Copy out the data so that nothing differs from the original.

*** Data under study Section Begins ***

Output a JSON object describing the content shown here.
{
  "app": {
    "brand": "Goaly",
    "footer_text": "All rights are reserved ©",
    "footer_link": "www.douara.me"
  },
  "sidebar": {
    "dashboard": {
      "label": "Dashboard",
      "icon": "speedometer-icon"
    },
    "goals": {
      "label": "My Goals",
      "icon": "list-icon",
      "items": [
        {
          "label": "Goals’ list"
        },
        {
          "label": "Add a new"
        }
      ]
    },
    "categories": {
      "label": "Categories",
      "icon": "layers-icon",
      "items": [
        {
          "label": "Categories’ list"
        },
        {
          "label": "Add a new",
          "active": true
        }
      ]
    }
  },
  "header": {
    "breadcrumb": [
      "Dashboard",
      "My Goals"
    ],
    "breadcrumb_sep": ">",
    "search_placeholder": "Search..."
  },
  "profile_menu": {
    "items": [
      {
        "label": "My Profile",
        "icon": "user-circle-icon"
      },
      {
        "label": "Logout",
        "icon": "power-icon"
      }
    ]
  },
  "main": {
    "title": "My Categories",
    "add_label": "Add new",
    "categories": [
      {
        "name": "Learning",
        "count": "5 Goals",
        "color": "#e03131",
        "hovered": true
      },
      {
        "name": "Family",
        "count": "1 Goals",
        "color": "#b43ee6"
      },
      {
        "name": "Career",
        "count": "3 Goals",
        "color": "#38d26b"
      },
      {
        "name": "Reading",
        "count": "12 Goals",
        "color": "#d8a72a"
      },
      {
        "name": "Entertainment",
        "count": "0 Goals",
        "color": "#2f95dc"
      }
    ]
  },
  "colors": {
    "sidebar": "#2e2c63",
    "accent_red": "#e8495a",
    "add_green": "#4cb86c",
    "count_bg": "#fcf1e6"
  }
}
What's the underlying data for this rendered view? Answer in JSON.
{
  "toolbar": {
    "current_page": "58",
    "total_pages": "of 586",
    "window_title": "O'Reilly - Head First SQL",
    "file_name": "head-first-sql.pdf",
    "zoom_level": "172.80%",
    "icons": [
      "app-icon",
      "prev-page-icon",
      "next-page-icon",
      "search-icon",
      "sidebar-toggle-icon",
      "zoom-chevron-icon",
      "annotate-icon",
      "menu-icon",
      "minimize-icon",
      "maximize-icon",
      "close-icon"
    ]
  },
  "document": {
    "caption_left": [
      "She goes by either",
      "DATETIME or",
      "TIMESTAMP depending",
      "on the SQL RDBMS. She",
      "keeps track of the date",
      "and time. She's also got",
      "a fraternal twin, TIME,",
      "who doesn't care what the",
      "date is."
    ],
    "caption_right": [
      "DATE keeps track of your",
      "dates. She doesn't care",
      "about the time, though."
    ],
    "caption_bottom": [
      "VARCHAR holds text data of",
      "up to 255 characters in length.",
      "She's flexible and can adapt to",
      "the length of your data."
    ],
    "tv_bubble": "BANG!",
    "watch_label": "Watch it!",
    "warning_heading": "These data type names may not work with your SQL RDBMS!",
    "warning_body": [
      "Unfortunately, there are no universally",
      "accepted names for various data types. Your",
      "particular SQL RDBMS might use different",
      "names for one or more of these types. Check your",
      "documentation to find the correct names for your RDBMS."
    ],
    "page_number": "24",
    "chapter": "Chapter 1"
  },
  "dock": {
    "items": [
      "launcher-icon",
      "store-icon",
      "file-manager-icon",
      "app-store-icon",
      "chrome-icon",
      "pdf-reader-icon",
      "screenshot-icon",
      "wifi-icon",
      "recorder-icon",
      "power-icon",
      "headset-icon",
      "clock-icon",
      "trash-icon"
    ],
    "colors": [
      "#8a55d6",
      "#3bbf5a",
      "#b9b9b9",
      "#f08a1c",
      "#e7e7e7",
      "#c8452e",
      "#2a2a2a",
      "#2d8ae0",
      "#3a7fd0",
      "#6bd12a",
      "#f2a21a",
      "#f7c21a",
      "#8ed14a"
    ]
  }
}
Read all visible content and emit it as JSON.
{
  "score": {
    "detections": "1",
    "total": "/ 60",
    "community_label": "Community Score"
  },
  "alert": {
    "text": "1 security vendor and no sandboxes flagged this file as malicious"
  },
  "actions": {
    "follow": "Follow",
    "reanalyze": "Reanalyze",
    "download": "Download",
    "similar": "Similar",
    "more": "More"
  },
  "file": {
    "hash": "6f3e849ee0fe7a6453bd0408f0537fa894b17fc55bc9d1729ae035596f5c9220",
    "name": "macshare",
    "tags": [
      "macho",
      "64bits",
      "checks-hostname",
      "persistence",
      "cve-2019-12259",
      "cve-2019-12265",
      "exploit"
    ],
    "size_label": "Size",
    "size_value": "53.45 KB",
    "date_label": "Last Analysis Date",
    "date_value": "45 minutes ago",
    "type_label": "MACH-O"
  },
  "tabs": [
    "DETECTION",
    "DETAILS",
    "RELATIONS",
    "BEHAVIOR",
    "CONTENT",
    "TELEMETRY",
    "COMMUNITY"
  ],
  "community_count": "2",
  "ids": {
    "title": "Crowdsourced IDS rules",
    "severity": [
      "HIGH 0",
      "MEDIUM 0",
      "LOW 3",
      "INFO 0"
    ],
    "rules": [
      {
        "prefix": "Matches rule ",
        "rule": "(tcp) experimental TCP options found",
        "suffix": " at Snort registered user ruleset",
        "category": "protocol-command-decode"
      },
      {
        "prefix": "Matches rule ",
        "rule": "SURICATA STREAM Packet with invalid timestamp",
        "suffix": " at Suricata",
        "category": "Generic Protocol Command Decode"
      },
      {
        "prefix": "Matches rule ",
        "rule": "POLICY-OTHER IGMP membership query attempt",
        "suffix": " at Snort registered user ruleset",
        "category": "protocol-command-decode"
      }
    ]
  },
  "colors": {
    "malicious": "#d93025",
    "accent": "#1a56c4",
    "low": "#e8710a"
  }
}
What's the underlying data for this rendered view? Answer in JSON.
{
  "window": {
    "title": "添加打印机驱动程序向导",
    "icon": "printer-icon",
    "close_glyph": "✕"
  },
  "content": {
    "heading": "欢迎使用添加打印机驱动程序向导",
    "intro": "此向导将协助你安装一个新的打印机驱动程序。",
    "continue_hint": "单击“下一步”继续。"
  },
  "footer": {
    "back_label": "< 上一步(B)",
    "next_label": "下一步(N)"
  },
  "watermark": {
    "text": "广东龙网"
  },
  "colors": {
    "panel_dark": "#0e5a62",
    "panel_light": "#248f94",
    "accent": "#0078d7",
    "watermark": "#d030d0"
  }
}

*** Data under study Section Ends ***

Answer box =
Output a JSON object describing the content shown here.
{
  "app": {
    "brand": "Goaly",
    "footer_text": "All rights are reserved ©",
    "footer_link": "www.douara.me"
  },
  "sidebar": {
    "dashboard": {
      "label": "Dashboard",
      "icon": "speedometer-icon"
    },
    "goals": {
      "label": "My Goals",
      "icon": "list-icon",
      "items": [
        {
          "label": "Goals’ list"
        },
        {
          "label": "Add a new"
        }
      ]
    },
    "categories": {
      "label": "Categories",
      "icon": "layers-icon",
      "items": [
        {
          "label": "Categories’ list"
        },
        {
          "label": "Add a new",
          "active": true
        }
      ]
    }
  },
  "header": {
    "breadcrumb": [
      "Dashboard",
      "My Goals"
    ],
    "breadcrumb_sep": ">",
    "search_placeholder": "Search..."
  },
  "profile_menu": {
    "items": [
      {
        "label": "My Profile",
        "icon": "user-circle-icon"
      },
      {
        "label": "Logout",
        "icon": "power-icon"
      }
    ]
  },
  "main": {
    "title": "My Categories",
    "add_label": "Add new",
    "categories": [
      {
        "name": "Learning",
        "count": "5 Goals",
        "color": "#e03131",
        "hovered": true
      },
      {
        "name": "Family",
        "count": "1 Goals",
        "color": "#b43ee6"
      },
      {
        "name": "Career",
        "count": "3 Goals",
        "color": "#38d26b"
      },
      {
        "name": "Reading",
        "count": "12 Goals",
        "color": "#d8a72a"
      },
      {
        "name": "Entertainment",
        "count": "0 Goals",
        "color": "#2f95dc"
      }
    ]
  },
  "colors": {
    "sidebar": "#2e2c63",
    "accent_red": "#e8495a",
    "add_green": "#4cb86c",
    "count_bg": "#fcf1e6"
  }
}
What's the underlying data for this rendered view? Answer in JSON.
{
  "toolbar": {
    "current_page": "58",
    "total_pages": "of 586",
    "window_title": "O'Reilly - Head First SQL",
    "file_name": "head-first-sql.pdf",
    "zoom_level": "172.80%",
    "icons": [
      "app-icon",
      "prev-page-icon",
      "next-page-icon",
      "search-icon",
      "sidebar-toggle-icon",
      "zoom-chevron-icon",
      "annotate-icon",
      "menu-icon",
      "minimize-icon",
      "maximize-icon",
      "close-icon"
    ]
  },
  "document": {
    "caption_left": [
      "She goes by either",
      "DATETIME or",
      "TIMESTAMP depending",
      "on the SQL RDBMS. She",
      "keeps track of the date",
      "and time. She's also got",
      "a fraternal twin, TIME,",
      "who doesn't care what the",
      "date is."
    ],
    "caption_right": [
      "DATE keeps track of your",
      "dates. She doesn't care",
      "about the time, though."
    ],
    "caption_bottom": [
      "VARCHAR holds text data of",
      "up to 255 characters in length.",
      "She's flexible and can adapt to",
      "the length of your data."
    ],
    "tv_bubble": "BANG!",
    "watch_label": "Watch it!",
    "warning_heading": "These data type names may not work with your SQL RDBMS!",
    "warning_body": [
      "Unfortunately, there are no universally",
      "accepted names for various data types. Your",
      "particular SQL RDBMS might use different",
      "names for one or more of these types. Check your",
      "documentation to find the correct names for your RDBMS."
    ],
    "page_number": "24",
    "chapter": "Chapter 1"
  },
  "dock": {
    "items": [
      "launcher-icon",
      "store-icon",
      "file-manager-icon",
      "app-store-icon",
      "chrome-icon",
      "pdf-reader-icon",
      "screenshot-icon",
      "wifi-icon",
      "recorder-icon",
      "power-icon",
      "headset-icon",
      "clock-icon",
      "trash-icon"
    ],
    "colors": [
      "#8a55d6",
      "#3bbf5a",
      "#b9b9b9",
      "#f08a1c",
      "#e7e7e7",
      "#c8452e",
      "#2a2a2a",
      "#2d8ae0",
      "#3a7fd0",
      "#6bd12a",
      "#f2a21a",
      "#f7c21a",
      "#8ed14a"
    ]
  }
}
Read all visible content and emit it as JSON.
{
  "score": {
    "detections": "1",
    "total": "/ 60",
    "community_label": "Community Score"
  },
  "alert": {
    "text": "1 security vendor and no sandboxes flagged this file as malicious"
  },
  "actions": {
    "follow": "Follow",
    "reanalyze": "Reanalyze",
    "download": "Download",
    "similar": "Similar",
    "more": "More"
  },
  "file": {
    "hash": "6f3e849ee0fe7a6453bd0408f0537fa894b17fc55bc9d1729ae035596f5c9220",
    "name": "macshare",
    "tags": [
      "macho",
      "64bits",
      "checks-hostname",
      "persistence",
      "cve-2019-12259",
      "cve-2019-12265",
      "exploit"
    ],
    "size_label": "Size",
    "size_value": "53.45 KB",
    "date_label": "Last Analysis Date",
    "date_value": "45 minutes ago",
    "type_label": "MACH-O"
  },
  "tabs": [
    "DETECTION",
    "DETAILS",
    "RELATIONS",
    "BEHAVIOR",
    "CONTENT",
    "TELEMETRY",
    "COMMUNITY"
  ],
  "community_count": "2",
  "ids": {
    "title": "Crowdsourced IDS rules",
    "severity": [
      "HIGH 0",
      "MEDIUM 0",
      "LOW 3",
      "INFO 0"
    ],
    "rules": [
      {
        "prefix": "Matches rule ",
        "rule": "(tcp) experimental TCP options found",
        "suffix": " at Snort registered user ruleset",
        "category": "protocol-command-decode"
      },
      {
        "prefix": "Matches rule ",
        "rule": "SURICATA STREAM Packet with invalid timestamp",
        "suffix": " at Suricata",
        "category": "Generic Protocol Command Decode"
      },
      {
        "prefix": "Matches rule ",
        "rule": "POLICY-OTHER IGMP membership query attempt",
        "suffix": " at Snort registered user ruleset",
        "category": "protocol-command-decode"
      }
    ]
  },
  "colors": {
    "malicious": "#d93025",
    "accent": "#1a56c4",
    "low": "#e8710a"
  }
}
What's the underlying data for this rendered view? Answer in JSON.
{
  "window": {
    "title": "添加打印机驱动程序向导",
    "icon": "printer-icon",
    "close_glyph": "✕"
  },
  "content": {
    "heading": "欢迎使用添加打印机驱动程序向导",
    "intro": "此向导将协助你安装一个新的打印机驱动程序。",
    "continue_hint": "单击“下一步”继续。"
  },
  "footer": {
    "back_label": "< 上一步(B)",
    "next_label": "下一步(N)"
  },
  "watermark": {
    "text": "广东龙网"
  },
  "colors": {
    "panel_dark": "#0e5a62",
    "panel_light": "#248f94",
    "accent": "#0078d7",
    "watermark": "#d030d0"
  }
}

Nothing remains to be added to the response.